Science for Peace and Security :
As outlined in the 1999 Strategic Concept, NATO plays a key role in identifying and addressing current and emerging security challenges. The link between the environment and our security is rapidly becoming a major political issue for governments across the globe.
Environmental degradation as a result of depletion of natural resources, transboundary issues arising from shared water sources, pollution, etc., can lead ultimately to regional tensions and violence. Through the SPS Programme, NATO nations are helping Partner and Mediterranean Dialogue countries deal with the issue of environmental security through scientific cooperation that is delivering concrete results.
How did it evolve?
The SPS Programme fosters collaboration between NATO nations and Partner and Mediterranean Dialogue countries to help address their security issues and provide solutions. At the same time such cooperation enhances trust and confidence and improves capacity building, with the overarching aim of mitigating conflict and contributing to sustainable peace and stability in the Euro-Atlantic region.
Especially in a time when environmental security and human development are directly linked to the basic issues of nutrition and health, the SPS Programme addresses this issue by funding projects covering a wide range of activities. Sub-elements of the environmental security area include water resources management, modeling sustainable consumption (e.g. food, energy, materials), preventing conflicts in relation to scarcity of resources, and reducing the environmental impact of military activities.
Working with other organizations
As well as working with a broad network of experts within NATO, Partner and Mediterranean Dialogue countries, the SPS Programme extends this cooperation through ongoing collaboration with other international bodies such as the Organization for Security and Co-operation in Europe and the Environmental Security Initiative - more information at www.envsec.org.
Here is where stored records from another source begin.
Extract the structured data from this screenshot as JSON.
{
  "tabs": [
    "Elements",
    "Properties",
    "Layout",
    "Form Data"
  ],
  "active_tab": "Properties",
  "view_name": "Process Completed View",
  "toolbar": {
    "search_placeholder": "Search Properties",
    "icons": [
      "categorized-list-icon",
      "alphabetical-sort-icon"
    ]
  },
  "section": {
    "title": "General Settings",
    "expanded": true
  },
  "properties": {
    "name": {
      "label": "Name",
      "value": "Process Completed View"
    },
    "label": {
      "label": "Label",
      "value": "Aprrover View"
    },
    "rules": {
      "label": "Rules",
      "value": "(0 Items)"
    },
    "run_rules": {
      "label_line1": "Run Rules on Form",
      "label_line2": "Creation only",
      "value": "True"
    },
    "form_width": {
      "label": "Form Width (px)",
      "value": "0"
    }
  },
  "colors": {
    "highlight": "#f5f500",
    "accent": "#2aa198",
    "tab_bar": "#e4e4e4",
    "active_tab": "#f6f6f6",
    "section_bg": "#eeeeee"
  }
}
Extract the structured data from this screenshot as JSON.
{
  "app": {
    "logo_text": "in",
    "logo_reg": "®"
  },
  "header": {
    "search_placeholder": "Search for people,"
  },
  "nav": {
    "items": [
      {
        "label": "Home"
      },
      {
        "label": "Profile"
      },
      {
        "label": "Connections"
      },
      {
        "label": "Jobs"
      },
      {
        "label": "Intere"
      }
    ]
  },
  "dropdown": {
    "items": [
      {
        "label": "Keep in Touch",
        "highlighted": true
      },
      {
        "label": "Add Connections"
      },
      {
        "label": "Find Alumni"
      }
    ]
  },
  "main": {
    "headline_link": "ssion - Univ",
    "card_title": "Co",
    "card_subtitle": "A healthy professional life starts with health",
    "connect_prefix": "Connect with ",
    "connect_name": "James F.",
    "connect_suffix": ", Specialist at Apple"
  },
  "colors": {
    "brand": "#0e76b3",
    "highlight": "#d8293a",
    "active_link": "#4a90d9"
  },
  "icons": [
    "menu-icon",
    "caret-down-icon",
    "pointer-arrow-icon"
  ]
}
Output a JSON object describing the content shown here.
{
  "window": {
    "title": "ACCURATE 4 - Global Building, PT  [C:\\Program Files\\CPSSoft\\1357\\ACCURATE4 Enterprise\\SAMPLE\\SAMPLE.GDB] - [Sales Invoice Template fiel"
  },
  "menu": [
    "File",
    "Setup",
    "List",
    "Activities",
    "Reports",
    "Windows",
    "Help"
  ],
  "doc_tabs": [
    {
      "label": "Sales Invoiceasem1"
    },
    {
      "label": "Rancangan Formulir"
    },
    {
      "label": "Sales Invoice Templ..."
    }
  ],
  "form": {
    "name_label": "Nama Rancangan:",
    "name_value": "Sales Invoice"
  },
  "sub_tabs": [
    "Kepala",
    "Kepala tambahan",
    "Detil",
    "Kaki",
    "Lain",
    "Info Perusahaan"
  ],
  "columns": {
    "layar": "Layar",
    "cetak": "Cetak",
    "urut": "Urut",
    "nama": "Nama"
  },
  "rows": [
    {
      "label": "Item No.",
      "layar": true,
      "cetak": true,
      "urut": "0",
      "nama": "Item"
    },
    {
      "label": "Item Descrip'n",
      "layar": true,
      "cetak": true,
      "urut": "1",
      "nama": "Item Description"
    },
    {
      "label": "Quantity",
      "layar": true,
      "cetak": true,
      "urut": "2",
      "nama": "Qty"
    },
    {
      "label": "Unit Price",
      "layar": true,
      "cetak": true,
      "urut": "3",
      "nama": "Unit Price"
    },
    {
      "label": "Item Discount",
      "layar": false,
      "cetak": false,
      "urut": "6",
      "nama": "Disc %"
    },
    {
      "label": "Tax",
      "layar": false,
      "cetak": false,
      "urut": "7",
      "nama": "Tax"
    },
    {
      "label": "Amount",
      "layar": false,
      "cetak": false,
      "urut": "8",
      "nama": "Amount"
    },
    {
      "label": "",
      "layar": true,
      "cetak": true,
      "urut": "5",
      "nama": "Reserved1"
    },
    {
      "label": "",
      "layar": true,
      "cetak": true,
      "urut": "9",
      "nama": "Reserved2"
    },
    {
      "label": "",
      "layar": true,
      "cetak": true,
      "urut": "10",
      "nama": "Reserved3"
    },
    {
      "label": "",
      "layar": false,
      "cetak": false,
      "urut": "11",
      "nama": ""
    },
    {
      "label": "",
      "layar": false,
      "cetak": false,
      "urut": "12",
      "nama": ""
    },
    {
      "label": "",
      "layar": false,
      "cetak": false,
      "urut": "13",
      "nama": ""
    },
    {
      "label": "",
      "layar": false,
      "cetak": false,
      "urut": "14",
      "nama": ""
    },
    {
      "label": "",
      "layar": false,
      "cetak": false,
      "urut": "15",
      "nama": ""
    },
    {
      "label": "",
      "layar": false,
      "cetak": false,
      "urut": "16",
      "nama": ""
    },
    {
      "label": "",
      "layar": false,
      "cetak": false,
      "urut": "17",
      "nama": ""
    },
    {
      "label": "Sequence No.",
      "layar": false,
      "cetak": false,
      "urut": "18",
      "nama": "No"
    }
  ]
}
“The whole notion of security as traditionally understood – in terms of political and military threats to national sovereignty – must be expanded to include the growing impact of environmental stress – locally, nationally, regionally and globally”. UN World Commission on Environment and Development (1987)